British security officials have said Huawei’s telecoms kit in the country’s critical infrastructure poses a risk of “national significance” and does not believe it can be safely managed.
That is according to a government annual report (pdf) covering 2019 published on Thursday.
After initially granting Huawei a limited role in the UK’s 5G infrastructure, Prime Minister Boris Johnson reversed that decision in July, ordering all of the company’s equipment to be purged from national networks by the end of 2027.
The reason given for the about-turn was the impact of new U.S. sanctions on chip technology, which Britain’s National Cyber Security Centre (NCSC) told ministers meant Huawei was no longer a reliable equipment supplier.
Officials said this latest report on Huawei did not relate to the subsequent impact of those sanctions.
The annual report, the sixth from the Huawei Cyber Security Evaluation Centre Oversight Board (HCSEC), found Huawei had made “limited progress” on security issues raised last year.
The report said therefore it could not reassure the government any more than it had then on “concerning issues” in Huawei’s software development, which brought “significantly increased risk to UK operators,” it said.
The report added that the increased risks require “ongoing management and mitigation.”
It also said that until Huawei fixed the “defects” identified last year in its “software engineering and cybersecurity processes” a proper risk assessment could not be done of any future Huawei gear.
The Oversight Board said it had not “seen anything to give it confidence” that Huawei could address the “underlying defects.”
It added that it would require “sustained evidence” before it could say all risks to Britain’s national security could be mitigated.
Hackers with sufficient know-how could potentially exploit the “increasing number and severity of vulnerabilities,” to cause the network to “cease operating correctly,” the report said.
One of those vulnerabilities was an issue with the company’s broadband products that were deemed to be of “national significance.”
The HCSEC report said its findings were related to defects in “basic engineering competence and cybersecurity hygiene” that could be taken advantage of by a “range of actors.”
The findings will likely increase pressure on Huawei, which has been besieged by repeated rounds of U.S. sanctions and allegations that its products can be used by Beijing for spying.
Huawei has repeatedly denied the allegations and said on Thursday that the British assessment showed equipment vulnerabilities were not a result of “Chinese state interference.”
A spokesperson for Huawei told reporters that the Oversight Board report highlighted the company’s “commitment to a process that guarantees openness and transparency and demonstrates HCSEC has been an effective way to mitigate cybersecurity risks in the UK.”
HCSEC is a facility in Oxfordshire, southeast England, belonging to Huawei Technologies (UK) whose parent company is a Chinese headquartered company and one of the world’s largest telecommunications providers.
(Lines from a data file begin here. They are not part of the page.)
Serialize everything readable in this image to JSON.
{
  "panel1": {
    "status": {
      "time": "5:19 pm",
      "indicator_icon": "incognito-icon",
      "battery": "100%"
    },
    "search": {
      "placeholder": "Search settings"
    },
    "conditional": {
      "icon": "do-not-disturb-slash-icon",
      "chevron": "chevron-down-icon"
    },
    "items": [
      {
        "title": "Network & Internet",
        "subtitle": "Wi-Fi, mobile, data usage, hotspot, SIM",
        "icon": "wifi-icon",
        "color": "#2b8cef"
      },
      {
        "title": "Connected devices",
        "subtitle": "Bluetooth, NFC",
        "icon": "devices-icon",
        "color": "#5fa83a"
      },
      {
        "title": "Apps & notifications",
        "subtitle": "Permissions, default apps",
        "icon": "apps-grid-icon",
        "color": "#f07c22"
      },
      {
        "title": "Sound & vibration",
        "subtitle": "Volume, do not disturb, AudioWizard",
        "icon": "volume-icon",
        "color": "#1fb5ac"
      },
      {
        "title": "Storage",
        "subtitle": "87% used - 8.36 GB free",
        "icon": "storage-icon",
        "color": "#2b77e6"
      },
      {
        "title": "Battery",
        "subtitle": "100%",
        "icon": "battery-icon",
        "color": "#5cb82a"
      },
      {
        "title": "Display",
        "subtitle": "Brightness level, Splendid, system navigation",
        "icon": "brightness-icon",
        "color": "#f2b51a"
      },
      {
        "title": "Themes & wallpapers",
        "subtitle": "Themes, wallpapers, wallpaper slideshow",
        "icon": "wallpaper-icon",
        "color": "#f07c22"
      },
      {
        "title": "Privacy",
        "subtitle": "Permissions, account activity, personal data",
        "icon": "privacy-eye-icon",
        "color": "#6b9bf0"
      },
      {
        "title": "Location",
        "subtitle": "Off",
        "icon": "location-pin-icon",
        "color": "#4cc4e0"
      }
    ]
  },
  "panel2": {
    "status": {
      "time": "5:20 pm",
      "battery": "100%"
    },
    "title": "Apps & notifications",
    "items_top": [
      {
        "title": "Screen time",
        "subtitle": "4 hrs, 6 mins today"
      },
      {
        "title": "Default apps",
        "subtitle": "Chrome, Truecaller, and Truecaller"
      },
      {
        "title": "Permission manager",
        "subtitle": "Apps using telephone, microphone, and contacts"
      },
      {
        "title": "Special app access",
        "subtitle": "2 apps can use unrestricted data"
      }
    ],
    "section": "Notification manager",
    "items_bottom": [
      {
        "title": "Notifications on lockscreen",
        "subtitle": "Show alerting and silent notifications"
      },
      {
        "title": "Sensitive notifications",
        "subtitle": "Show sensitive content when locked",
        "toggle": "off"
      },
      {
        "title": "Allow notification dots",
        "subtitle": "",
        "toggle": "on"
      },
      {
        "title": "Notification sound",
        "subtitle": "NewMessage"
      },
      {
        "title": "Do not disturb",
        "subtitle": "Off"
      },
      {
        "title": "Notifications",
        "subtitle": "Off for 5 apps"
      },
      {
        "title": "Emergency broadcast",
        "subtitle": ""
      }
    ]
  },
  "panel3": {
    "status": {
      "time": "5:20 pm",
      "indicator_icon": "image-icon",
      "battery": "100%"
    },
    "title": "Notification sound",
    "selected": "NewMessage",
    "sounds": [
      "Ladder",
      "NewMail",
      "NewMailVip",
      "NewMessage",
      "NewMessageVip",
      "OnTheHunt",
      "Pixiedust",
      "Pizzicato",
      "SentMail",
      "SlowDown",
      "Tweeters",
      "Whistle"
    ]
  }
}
HCSC was set up by the British government to try to mitigate risks posed by Huawei’s telecoms gear to the country’s critical infrastructure.
The HCSEC Oversight Board is chaired by Ciaran Martin, the CEO of the NCSC, and an executive board member of GCHQ, the government’s intelligence advisor. The Oversight Board also includes a senior executive from Huawei as Deputy Chair.
The publication of this year’s HCSEC Oversight Board report has been delayed relative to previous years due to the CCP (Chinese Communist Party) virus, commonly known as novel coronavirus, pandemic.
Reuters contributed to this report